Ottawa (AFP) - Justin Trudeau kicked off the fight of his political life Wednesday, under attack for an ethics lapse and other controversies as he opened a campaign for Canada's October 21 general elections.
Polls showed Trudeau, once the youthful golden boy of Canadian politics, in a horse race with Conservative Andrew Scheer, who launched his bid for leadership by accusing the Liberal prime minister of lying "to cover up scandals."
"He has lost the moral authority to govern," Scheer declared before boarding his campaign jet.
Accusations of political meddling in the bribery case against engineering giant SNC-Lavalin plunged support for Trudeau at the beginning of the year.
After the prime minister met with Governor General Julie Payette to ask her to dissolve parliament and officially start the race, he sidestepped questions about SNC-Lavalin.

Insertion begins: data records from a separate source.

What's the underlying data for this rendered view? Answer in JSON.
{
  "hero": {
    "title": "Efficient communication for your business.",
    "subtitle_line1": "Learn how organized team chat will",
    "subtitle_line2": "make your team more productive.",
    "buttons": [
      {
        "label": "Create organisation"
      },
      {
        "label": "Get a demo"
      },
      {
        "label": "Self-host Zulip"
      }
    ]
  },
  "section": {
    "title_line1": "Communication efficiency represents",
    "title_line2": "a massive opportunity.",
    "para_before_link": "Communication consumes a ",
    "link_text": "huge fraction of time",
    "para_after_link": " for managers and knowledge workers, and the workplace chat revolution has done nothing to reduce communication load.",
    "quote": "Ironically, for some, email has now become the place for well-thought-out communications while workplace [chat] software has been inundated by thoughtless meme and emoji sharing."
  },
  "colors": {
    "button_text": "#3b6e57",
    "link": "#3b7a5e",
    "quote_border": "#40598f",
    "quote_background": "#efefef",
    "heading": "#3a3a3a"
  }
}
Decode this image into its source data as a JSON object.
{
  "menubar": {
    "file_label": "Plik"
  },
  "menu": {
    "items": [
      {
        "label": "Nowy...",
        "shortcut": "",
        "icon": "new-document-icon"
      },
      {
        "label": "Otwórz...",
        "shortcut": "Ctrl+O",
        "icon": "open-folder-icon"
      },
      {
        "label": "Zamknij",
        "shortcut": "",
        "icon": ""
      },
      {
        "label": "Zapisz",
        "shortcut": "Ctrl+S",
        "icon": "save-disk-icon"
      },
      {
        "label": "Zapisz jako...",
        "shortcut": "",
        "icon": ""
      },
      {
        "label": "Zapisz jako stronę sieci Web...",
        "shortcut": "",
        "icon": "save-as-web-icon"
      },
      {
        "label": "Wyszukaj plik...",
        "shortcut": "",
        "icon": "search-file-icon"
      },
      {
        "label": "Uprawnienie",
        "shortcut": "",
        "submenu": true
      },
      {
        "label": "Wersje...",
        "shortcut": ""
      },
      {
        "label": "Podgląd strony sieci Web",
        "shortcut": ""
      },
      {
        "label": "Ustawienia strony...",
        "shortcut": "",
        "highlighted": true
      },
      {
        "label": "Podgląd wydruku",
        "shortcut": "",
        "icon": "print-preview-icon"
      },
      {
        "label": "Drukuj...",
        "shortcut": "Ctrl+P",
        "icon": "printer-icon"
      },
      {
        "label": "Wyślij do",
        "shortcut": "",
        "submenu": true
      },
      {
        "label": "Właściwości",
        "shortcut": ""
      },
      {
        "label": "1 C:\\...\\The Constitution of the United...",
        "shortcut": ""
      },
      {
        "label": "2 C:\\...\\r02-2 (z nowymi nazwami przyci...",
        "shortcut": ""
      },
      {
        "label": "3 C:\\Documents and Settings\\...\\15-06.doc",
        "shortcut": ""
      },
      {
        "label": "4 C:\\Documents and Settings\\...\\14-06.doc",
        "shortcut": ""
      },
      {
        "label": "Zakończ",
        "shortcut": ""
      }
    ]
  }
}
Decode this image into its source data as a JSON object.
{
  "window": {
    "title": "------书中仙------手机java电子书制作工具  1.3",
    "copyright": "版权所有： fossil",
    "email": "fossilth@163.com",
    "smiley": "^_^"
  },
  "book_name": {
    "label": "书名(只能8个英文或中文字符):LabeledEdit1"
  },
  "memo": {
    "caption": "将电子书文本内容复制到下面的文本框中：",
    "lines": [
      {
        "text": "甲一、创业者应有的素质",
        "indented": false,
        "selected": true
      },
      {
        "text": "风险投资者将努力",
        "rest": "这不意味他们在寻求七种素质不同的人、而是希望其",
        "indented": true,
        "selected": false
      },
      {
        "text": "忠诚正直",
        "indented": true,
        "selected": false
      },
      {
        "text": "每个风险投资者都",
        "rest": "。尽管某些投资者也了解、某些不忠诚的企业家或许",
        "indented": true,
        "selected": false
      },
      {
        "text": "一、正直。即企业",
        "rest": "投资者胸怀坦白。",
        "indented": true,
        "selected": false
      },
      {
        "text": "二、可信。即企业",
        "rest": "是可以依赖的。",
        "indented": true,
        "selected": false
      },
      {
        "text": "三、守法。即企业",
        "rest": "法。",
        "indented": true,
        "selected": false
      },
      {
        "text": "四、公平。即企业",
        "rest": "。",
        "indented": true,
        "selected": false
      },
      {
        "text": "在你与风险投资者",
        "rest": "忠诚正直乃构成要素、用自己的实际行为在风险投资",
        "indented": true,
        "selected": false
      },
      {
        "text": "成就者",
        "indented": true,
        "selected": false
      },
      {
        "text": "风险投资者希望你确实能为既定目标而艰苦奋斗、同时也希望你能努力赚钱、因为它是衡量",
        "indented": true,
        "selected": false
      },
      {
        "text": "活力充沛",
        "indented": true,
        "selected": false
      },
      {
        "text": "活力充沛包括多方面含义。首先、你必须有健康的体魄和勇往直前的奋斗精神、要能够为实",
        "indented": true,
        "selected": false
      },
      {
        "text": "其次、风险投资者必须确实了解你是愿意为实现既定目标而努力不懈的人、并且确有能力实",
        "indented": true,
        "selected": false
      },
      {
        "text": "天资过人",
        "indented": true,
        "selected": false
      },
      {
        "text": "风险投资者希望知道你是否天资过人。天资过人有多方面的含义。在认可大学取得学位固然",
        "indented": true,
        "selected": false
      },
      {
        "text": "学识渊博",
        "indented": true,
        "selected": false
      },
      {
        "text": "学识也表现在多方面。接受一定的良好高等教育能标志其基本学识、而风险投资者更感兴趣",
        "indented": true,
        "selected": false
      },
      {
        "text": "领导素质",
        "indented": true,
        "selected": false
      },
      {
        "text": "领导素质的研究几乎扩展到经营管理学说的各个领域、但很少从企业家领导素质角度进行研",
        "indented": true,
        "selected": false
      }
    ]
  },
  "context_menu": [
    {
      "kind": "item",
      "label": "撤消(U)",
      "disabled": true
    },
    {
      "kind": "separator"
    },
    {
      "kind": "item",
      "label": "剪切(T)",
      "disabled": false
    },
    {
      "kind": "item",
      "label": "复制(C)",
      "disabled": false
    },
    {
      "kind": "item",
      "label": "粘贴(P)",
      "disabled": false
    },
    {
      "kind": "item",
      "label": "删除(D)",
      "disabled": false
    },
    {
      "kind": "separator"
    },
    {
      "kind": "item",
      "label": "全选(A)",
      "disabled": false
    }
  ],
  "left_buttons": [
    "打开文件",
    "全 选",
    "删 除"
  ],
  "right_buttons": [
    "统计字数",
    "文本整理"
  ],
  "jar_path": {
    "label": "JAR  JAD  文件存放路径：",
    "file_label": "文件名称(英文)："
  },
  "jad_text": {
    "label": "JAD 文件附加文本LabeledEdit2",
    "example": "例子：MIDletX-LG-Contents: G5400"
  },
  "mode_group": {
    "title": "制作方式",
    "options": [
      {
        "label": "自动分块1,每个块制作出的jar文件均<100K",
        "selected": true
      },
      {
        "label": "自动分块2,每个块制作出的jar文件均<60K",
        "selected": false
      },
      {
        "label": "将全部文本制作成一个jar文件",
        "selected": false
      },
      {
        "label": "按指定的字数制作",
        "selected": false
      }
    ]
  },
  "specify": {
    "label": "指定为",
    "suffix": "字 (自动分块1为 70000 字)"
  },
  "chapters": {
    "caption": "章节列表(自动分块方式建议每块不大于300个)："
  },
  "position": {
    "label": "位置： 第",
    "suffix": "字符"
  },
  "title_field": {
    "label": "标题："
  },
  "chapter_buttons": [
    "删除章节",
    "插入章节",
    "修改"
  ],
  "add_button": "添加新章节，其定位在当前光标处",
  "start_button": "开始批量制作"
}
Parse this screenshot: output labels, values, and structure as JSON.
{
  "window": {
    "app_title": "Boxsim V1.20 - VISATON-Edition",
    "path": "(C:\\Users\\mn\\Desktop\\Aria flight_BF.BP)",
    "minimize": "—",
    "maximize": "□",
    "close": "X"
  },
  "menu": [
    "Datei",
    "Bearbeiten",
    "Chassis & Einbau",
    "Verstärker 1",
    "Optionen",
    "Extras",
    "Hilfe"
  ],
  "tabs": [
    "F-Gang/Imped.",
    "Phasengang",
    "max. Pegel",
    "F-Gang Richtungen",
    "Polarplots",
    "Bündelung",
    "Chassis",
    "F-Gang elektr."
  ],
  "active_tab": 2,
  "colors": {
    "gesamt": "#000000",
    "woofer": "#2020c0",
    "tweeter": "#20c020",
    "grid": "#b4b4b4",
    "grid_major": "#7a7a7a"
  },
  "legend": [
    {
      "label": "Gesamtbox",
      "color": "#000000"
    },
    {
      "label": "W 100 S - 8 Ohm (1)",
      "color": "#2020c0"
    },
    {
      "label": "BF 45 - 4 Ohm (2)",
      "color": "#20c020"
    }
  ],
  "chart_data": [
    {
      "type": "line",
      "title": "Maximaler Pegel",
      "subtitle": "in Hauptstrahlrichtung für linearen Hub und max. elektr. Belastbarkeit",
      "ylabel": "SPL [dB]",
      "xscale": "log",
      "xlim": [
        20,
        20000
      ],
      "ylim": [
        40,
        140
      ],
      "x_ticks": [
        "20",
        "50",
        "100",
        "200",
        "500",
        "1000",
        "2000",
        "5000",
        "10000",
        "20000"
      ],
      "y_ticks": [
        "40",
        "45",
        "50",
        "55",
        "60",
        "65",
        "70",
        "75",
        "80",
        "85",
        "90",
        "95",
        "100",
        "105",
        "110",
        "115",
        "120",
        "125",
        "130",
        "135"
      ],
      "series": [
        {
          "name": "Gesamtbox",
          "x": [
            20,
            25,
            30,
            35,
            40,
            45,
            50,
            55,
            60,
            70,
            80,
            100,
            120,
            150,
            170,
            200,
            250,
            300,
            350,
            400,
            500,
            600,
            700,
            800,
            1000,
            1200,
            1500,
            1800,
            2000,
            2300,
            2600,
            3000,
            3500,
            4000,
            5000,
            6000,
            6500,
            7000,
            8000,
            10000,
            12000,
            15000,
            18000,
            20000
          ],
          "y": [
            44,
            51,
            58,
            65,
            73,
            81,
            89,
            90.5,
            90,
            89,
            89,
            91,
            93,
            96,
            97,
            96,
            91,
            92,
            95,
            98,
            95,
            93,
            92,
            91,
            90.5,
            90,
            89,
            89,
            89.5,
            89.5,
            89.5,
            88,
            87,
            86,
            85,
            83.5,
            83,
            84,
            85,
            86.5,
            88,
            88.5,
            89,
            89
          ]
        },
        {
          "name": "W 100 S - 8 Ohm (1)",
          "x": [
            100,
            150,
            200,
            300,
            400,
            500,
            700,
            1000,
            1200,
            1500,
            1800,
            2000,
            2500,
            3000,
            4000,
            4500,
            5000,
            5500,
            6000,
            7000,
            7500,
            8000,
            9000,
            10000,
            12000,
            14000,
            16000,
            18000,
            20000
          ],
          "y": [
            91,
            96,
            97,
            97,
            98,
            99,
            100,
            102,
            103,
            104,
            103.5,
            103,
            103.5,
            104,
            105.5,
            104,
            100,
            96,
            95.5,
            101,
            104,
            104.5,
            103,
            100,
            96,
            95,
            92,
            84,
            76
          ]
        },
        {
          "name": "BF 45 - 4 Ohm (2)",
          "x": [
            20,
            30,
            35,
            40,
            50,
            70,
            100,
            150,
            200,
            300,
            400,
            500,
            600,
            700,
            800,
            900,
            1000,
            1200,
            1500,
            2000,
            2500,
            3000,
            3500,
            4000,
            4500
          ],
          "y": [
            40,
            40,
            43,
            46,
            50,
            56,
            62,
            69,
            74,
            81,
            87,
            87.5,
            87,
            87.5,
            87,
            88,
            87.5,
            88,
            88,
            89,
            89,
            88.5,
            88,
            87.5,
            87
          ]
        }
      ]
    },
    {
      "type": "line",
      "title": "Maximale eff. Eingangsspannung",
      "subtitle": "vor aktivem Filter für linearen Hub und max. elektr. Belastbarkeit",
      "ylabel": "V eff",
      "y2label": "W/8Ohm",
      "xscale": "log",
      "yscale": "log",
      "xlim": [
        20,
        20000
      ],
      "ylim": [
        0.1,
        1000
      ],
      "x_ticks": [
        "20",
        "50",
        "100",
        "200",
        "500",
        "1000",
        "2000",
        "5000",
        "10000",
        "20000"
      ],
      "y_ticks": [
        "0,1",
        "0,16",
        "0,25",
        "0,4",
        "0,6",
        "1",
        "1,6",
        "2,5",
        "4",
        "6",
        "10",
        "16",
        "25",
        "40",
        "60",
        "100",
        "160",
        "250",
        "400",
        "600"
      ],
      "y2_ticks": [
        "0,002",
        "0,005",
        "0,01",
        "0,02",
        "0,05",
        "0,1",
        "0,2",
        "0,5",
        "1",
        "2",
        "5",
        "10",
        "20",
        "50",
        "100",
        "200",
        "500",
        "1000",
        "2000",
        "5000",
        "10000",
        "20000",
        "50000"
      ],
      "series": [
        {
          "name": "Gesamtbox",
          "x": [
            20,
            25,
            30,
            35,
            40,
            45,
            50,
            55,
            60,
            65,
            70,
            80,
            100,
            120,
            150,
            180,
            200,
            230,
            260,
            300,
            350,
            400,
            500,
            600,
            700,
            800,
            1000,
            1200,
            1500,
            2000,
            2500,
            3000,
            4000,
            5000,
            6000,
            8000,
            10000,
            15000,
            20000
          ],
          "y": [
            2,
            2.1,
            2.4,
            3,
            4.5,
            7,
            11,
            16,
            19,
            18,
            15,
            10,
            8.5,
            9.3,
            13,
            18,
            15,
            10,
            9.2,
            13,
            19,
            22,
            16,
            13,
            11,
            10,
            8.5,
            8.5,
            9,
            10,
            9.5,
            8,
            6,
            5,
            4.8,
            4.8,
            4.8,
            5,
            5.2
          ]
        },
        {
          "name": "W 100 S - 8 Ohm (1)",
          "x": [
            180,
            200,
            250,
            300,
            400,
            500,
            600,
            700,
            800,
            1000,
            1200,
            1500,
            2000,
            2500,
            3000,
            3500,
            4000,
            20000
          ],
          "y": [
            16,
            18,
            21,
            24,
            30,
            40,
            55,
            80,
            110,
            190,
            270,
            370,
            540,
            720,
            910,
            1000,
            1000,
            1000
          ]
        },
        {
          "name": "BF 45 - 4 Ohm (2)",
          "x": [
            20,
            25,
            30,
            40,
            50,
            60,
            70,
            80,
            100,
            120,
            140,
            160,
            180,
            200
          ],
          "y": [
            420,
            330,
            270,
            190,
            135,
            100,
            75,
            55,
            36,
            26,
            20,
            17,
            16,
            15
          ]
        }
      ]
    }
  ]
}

Sticking to slogans, Trudeau told reporters there was "a huge amount of work still do" and that it was "always possible to do better."
This election, he said, was a choice between "the failed (austerity) policies" of his Tory predecessor or "continuing to move forward" with his team.
Elected by a landslide in 2015, Trudeau and his Liberal Party are now battling to hold onto a majority in parliament, with challenges rising up not just from the Conservatives but also on the left.
No Canadian prime minister with a majority has ever failed to win a second term.
New Democratic Party leader Jagmeet Singh and Greens party leader Elizabeth May are positioning themselves as spoilers with the aim of denying Liberals or Conservatives a majority.
Voters will choose all 338 members of the House of Commons, with an average of polls showing the Liberals in a dead heat with the Tories.
Scheer was due to make whistle stops in vote-rich Quebec and Ontario, while Trudeau headed to British Columbia to shore up support hemorrhaging over his nationalizing of a pipeline.
- Mixed record -
Throughout his first term, Trudeau cast himself as a champion in the fight against global warming. On Wednesday, he promised "a more ambitious climate plan," while Scheer has vowed to roll back a federal carbon levy as his first act in office, if elected.
The Canadian economy is strong, posting second-quarter growth of 3.7 percent and almost half a million new jobs created in the last year.
But the economic gains have not been widely felt, and Canadians have increasingly expressed concern about a rising cost of living.
The Liberals over the past four years legalized cannabis, boosted Canada's resettlement of refugees, negotiated a new continental free trade deal with the US and Mexico, and concluded trade pacts with the EU and Pacific nations.
The Trudeau government also oversaw the largest military procurement in Canadian history, to replace aging warships and fighter jets.
But Trudeau's stumble on the ethics front dealt a major blow to his image as a fresh face out to change politics as usual.
The scandal broke when two members of his own cabinet accused him and his aides of meddling in the prosecution of SNC-Lavalin to save jobs.
The cabinet ministers -- both women, one of them Canada's first indigenous attorney general -- were expelled from the party.
The episode cost Trudeau support among women, indigenous people and young people -- constituents that helped propel him to victory in 2015.
Trudeau's political agenda also was often sidelined by crises, including diplomatic and trade rows with the US and China.
As host of the 2018 G7 summit, Trudeau found himself accused of weakness and dishonesty by US President Donald Trump after the US suddenly pulled out of the joint final statement.
China last December detained two Canadian nationals in apparent retaliation for Canada's arrest of a Chinese tech executive on a US warrant.
And nationalizing an oil pipeline to salvage the construction project after years of delays due to protests and legal challenges also drew the ire of environmental activists that year.
In recent months, the Liberals managed to claw back some of their losses. A survey average showed support for both the Liberals and Tories at 33.8 percent.
The latest polls on Tuesday, however, gave the Liberals a slight edge.